### Extracted records
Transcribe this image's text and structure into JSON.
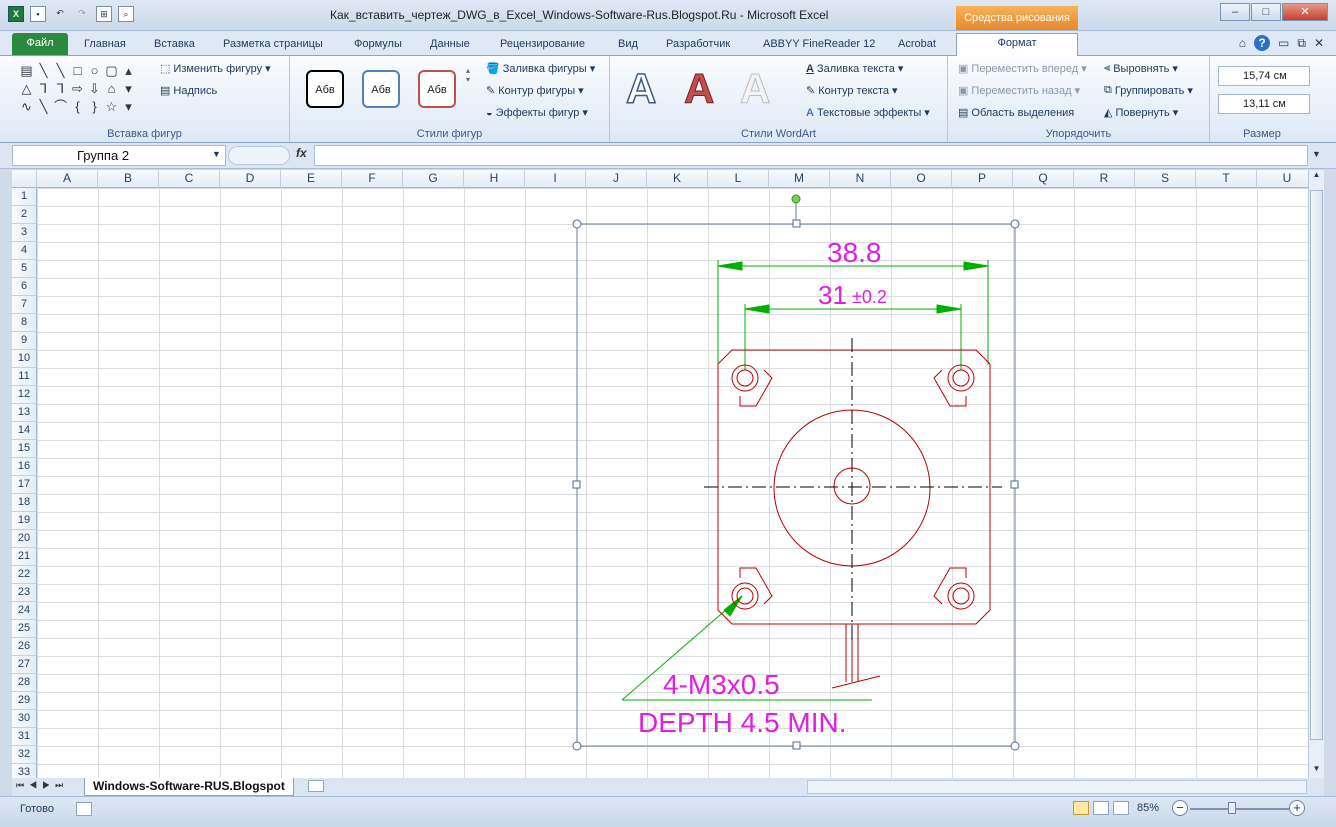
{
  "title": "Как_вставить_чертеж_DWG_в_Excel_Windows-Software-Rus.Blogspot.Ru  -  Microsoft Excel",
  "context_tab_title": "Средства рисования",
  "tabs": [
    "Файл",
    "Главная",
    "Вставка",
    "Разметка страницы",
    "Формулы",
    "Данные",
    "Рецензирование",
    "Вид",
    "Разработчик",
    "ABBYY FineReader 12",
    "Acrobat",
    "Формат"
  ],
  "ribbon": {
    "insert_shapes": {
      "change_shape": "Изменить фигуру",
      "text_box": "Надпись",
      "label": "Вставка фигур"
    },
    "shape_styles": {
      "sample": "Абв",
      "fill": "Заливка фигуры",
      "outline": "Контур фигуры",
      "effects": "Эффекты фигур",
      "label": "Стили фигур"
    },
    "wordart": {
      "text_fill": "Заливка текста",
      "text_outline": "Контур текста",
      "text_effects": "Текстовые эффекты",
      "label": "Стили WordArt",
      "letter": "A"
    },
    "arrange": {
      "bring_forward": "Переместить вперед",
      "send_backward": "Переместить назад",
      "selection_pane": "Область выделения",
      "align": "Выровнять",
      "group": "Группировать",
      "rotate": "Повернуть",
      "label": "Упорядочить"
    },
    "size": {
      "height": "15,74 см",
      "width": "13,11 см",
      "label": "Размер"
    }
  },
  "formula_bar": {
    "name_box": "Группа 2",
    "fx": "fx"
  },
  "columns": [
    "A",
    "B",
    "C",
    "D",
    "E",
    "F",
    "G",
    "H",
    "I",
    "J",
    "K",
    "L",
    "M",
    "N",
    "O",
    "P",
    "Q",
    "R",
    "S",
    "T",
    "U"
  ],
  "rows": [
    "1",
    "2",
    "3",
    "4",
    "5",
    "6",
    "7",
    "8",
    "9",
    "10",
    "11",
    "12",
    "13",
    "14",
    "15",
    "16",
    "17",
    "18",
    "19",
    "20",
    "21",
    "22",
    "23",
    "24",
    "25",
    "26",
    "27",
    "28",
    "29",
    "30",
    "31",
    "32",
    "33"
  ],
  "drawing": {
    "dim_outer": "38.8",
    "dim_inner": "31",
    "dim_tol": "±0.2",
    "note_line1": "4-M3x0.5",
    "note_line2": "DEPTH 4.5 MIN.",
    "line_color": "#c00000",
    "text_color": "#e020e0",
    "dim_color": "#00b000"
  },
  "sheet_tab": "Windows-Software-RUS.Blogspot",
  "status": {
    "ready": "Готово",
    "zoom": "85%"
  }
}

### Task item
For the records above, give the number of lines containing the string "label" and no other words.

### Result of this task
5